# [Goal of the exercise]
Every line of the data below is to be written out again exactly.

# [Stored records]

*** Begin section ***

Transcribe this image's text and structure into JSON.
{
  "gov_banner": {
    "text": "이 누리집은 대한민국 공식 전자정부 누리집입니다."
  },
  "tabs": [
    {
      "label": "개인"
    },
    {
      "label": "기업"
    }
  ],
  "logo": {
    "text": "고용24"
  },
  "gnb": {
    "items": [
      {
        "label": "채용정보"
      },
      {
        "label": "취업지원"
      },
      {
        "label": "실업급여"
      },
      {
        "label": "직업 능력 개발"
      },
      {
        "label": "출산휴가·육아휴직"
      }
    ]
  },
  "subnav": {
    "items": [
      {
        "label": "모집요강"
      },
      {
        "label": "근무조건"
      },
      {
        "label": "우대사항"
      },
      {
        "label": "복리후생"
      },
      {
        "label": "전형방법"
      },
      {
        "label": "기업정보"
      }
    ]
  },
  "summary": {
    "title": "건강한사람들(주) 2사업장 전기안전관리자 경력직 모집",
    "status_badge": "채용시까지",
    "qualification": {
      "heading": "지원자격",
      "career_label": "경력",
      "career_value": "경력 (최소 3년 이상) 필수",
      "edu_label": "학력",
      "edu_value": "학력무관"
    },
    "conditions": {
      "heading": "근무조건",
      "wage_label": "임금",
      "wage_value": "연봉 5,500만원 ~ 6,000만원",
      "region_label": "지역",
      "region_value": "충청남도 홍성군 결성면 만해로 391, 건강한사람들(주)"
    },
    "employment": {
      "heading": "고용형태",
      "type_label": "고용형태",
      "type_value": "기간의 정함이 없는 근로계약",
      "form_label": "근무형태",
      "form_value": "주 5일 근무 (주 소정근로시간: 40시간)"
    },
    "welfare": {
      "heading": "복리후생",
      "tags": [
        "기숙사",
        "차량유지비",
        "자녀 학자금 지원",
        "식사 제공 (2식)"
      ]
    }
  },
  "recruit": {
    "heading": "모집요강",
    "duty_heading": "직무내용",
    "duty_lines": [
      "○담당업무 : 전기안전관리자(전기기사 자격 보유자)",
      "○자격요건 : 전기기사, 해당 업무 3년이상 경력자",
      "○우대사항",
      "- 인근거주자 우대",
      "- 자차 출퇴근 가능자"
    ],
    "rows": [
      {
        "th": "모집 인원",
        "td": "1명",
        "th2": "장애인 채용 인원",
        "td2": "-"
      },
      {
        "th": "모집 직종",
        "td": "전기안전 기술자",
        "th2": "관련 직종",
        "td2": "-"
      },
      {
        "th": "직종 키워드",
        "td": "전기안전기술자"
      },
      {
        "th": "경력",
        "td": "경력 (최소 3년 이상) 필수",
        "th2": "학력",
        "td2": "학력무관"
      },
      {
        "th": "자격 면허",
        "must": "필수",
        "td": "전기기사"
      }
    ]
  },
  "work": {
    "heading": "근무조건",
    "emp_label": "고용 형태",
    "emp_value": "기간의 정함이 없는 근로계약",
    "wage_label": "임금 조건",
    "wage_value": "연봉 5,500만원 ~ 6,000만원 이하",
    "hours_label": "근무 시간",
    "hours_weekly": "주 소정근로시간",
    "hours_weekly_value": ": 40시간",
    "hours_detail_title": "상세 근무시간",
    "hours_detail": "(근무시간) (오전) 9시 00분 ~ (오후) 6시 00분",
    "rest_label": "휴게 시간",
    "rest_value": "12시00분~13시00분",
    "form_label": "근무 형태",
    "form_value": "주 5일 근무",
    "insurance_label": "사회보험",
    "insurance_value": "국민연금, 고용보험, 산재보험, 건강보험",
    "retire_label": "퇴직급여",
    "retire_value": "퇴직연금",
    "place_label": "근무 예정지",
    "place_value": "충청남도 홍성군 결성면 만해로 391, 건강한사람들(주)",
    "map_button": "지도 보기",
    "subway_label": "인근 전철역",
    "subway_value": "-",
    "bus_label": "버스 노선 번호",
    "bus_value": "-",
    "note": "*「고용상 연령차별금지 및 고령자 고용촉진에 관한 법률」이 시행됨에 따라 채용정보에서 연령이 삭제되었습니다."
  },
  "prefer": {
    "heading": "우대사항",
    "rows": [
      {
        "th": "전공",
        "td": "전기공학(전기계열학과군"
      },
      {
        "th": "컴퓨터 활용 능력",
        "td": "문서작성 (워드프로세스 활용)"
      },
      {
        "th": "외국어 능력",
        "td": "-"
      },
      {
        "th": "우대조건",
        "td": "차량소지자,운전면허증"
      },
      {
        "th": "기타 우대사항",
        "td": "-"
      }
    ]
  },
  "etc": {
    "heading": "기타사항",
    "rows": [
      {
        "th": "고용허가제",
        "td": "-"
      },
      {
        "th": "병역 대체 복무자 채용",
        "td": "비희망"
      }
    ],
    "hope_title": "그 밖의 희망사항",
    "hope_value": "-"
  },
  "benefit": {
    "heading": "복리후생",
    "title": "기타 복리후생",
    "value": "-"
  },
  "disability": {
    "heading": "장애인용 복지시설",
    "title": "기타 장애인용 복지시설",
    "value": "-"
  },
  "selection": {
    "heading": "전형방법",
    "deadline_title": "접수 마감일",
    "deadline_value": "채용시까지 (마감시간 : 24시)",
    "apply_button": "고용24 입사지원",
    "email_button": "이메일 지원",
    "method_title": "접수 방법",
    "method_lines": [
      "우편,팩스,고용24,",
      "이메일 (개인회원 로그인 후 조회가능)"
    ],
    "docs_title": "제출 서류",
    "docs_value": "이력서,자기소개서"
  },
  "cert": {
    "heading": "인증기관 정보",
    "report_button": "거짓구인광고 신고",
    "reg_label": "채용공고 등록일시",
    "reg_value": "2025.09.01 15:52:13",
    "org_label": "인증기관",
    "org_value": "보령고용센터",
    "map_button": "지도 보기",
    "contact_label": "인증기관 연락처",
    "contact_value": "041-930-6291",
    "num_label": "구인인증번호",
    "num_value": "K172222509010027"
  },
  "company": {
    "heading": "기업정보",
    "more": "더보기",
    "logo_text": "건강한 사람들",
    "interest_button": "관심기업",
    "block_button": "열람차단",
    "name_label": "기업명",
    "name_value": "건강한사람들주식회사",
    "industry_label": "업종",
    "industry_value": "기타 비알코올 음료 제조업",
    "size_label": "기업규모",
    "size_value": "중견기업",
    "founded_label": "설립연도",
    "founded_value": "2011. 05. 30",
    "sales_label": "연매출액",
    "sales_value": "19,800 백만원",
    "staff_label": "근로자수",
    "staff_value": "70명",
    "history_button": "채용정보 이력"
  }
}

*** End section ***

# [Written solution]
Transcribe this image's text and structure into JSON.
{
  "gov_banner": {
    "text": "이 누리집은 대한민국 공식 전자정부 누리집입니다."
  },
  "tabs": [
    {
      "label": "개인"
    },
    {
      "label": "기업"
    }
  ],
  "logo": {
    "text": "고용24"
  },
  "gnb": {
    "items": [
      {
        "label": "채용정보"
      },
      {
        "label": "취업지원"
      },
      {
        "label": "실업급여"
      },
      {
        "label": "직업 능력 개발"
      },
      {
        "label": "출산휴가·육아휴직"
      }
    ]
  },
  "subnav": {
    "items": [
      {
        "label": "모집요강"
      },
      {
        "label": "근무조건"
      },
      {
        "label": "우대사항"
      },
      {
        "label": "복리후생"
      },
      {
        "label": "전형방법"
      },
      {
        "label": "기업정보"
      }
    ]
  },
  "summary": {
    "title": "건강한사람들(주) 2사업장 전기안전관리자 경력직 모집",
    "status_badge": "채용시까지",
    "qualification": {
      "heading": "지원자격",
      "career_label": "경력",
      "career_value": "경력 (최소 3년 이상) 필수",
      "edu_label": "학력",
      "edu_value": "학력무관"
    },
    "conditions": {
      "heading": "근무조건",
      "wage_label": "임금",
      "wage_value": "연봉 5,500만원 ~ 6,000만원",
      "region_label": "지역",
      "region_value": "충청남도 홍성군 결성면 만해로 391, 건강한사람들(주)"
    },
    "employment": {
      "heading": "고용형태",
      "type_label": "고용형태",
      "type_value": "기간의 정함이 없는 근로계약",
      "form_label": "근무형태",
      "form_value": "주 5일 근무 (주 소정근로시간: 40시간)"
    },
    "welfare": {
      "heading": "복리후생",
      "tags": [
        "기숙사",
        "차량유지비",
        "자녀 학자금 지원",
        "식사 제공 (2식)"
      ]
    }
  },
  "recruit": {
    "heading": "모집요강",
    "duty_heading": "직무내용",
    "duty_lines": [
      "○담당업무 : 전기안전관리자(전기기사 자격 보유자)",
      "○자격요건 : 전기기사, 해당 업무 3년이상 경력자",
      "○우대사항",
      "- 인근거주자 우대",
      "- 자차 출퇴근 가능자"
    ],
    "rows": [
      {
        "th": "모집 인원",
        "td": "1명",
        "th2": "장애인 채용 인원",
        "td2": "-"
      },
      {
        "th": "모집 직종",
        "td": "전기안전 기술자",
        "th2": "관련 직종",
        "td2": "-"
      },
      {
        "th": "직종 키워드",
        "td": "전기안전기술자"
      },
      {
        "th": "경력",
        "td": "경력 (최소 3년 이상) 필수",
        "th2": "학력",
        "td2": "학력무관"
      },
      {
        "th": "자격 면허",
        "must": "필수",
        "td": "전기기사"
      }
    ]
  },
  "work": {
    "heading": "근무조건",
    "emp_label": "고용 형태",
    "emp_value": "기간의 정함이 없는 근로계약",
    "wage_label": "임금 조건",
    "wage_value": "연봉 5,500만원 ~ 6,000만원 이하",
    "hours_label": "근무 시간",
    "hours_weekly": "주 소정근로시간",
    "hours_weekly_value": ": 40시간",
    "hours_detail_title": "상세 근무시간",
    "hours_detail": "(근무시간) (오전) 9시 00분 ~ (오후) 6시 00분",
    "rest_label": "휴게 시간",
    "rest_value": "12시00분~13시00분",
    "form_label": "근무 형태",
    "form_value": "주 5일 근무",
    "insurance_label": "사회보험",
    "insurance_value": "국민연금, 고용보험, 산재보험, 건강보험",
    "retire_label": "퇴직급여",
    "retire_value": "퇴직연금",
    "place_label": "근무 예정지",
    "place_value": "충청남도 홍성군 결성면 만해로 391, 건강한사람들(주)",
    "map_button": "지도 보기",
    "subway_label": "인근 전철역",
    "subway_value": "-",
    "bus_label": "버스 노선 번호",
    "bus_value": "-",
    "note": "*「고용상 연령차별금지 및 고령자 고용촉진에 관한 법률」이 시행됨에 따라 채용정보에서 연령이 삭제되었습니다."
  },
  "prefer": {
    "heading": "우대사항",
    "rows": [
      {
        "th": "전공",
        "td": "전기공학(전기계열학과군"
      },
      {
        "th": "컴퓨터 활용 능력",
        "td": "문서작성 (워드프로세스 활용)"
      },
      {
        "th": "외국어 능력",
        "td": "-"
      },
      {
        "th": "우대조건",
        "td": "차량소지자,운전면허증"
      },
      {
        "th": "기타 우대사항",
        "td": "-"
      }
    ]
  },
  "etc": {
    "heading": "기타사항",
    "rows": [
      {
        "th": "고용허가제",
        "td": "-"
      },
      {
        "th": "병역 대체 복무자 채용",
        "td": "비희망"
      }
    ],
    "hope_title": "그 밖의 희망사항",
    "hope_value": "-"
  },
  "benefit": {
    "heading": "복리후생",
    "title": "기타 복리후생",
    "value": "-"
  },
  "disability": {
    "heading": "장애인용 복지시설",
    "title": "기타 장애인용 복지시설",
    "value": "-"
  },
  "selection": {
    "heading": "전형방법",
    "deadline_title": "접수 마감일",
    "deadline_value": "채용시까지 (마감시간 : 24시)",
    "apply_button": "고용24 입사지원",
    "email_button": "이메일 지원",
    "method_title": "접수 방법",
    "method_lines": [
      "우편,팩스,고용24,",
      "이메일 (개인회원 로그인 후 조회가능)"
    ],
    "docs_title": "제출 서류",
    "docs_value": "이력서,자기소개서"
  },
  "cert": {
    "heading": "인증기관 정보",
    "report_button": "거짓구인광고 신고",
    "reg_label": "채용공고 등록일시",
    "reg_value": "2025.09.01 15:52:13",
    "org_label": "인증기관",
    "org_value": "보령고용센터",
    "map_button": "지도 보기",
    "contact_label": "인증기관 연락처",
    "contact_value": "041-930-6291",
    "num_label": "구인인증번호",
    "num_value": "K172222509010027"
  },
  "company": {
    "heading": "기업정보",
    "more": "더보기",
    "logo_text": "건강한 사람들",
    "interest_button": "관심기업",
    "block_button": "열람차단",
    "name_label": "기업명",
    "name_value": "건강한사람들주식회사",
    "industry_label": "업종",
    "industry_value": "기타 비알코올 음료 제조업",
    "size_label": "기업규모",
    "size_value": "중견기업",
    "founded_label": "설립연도",
    "founded_value": "2011. 05. 30",
    "sales_label": "연매출액",
    "sales_value": "19,800 백만원",
    "staff_label": "근로자수",
    "staff_value": "70명",
    "history_button": "채용정보 이력"
  }
}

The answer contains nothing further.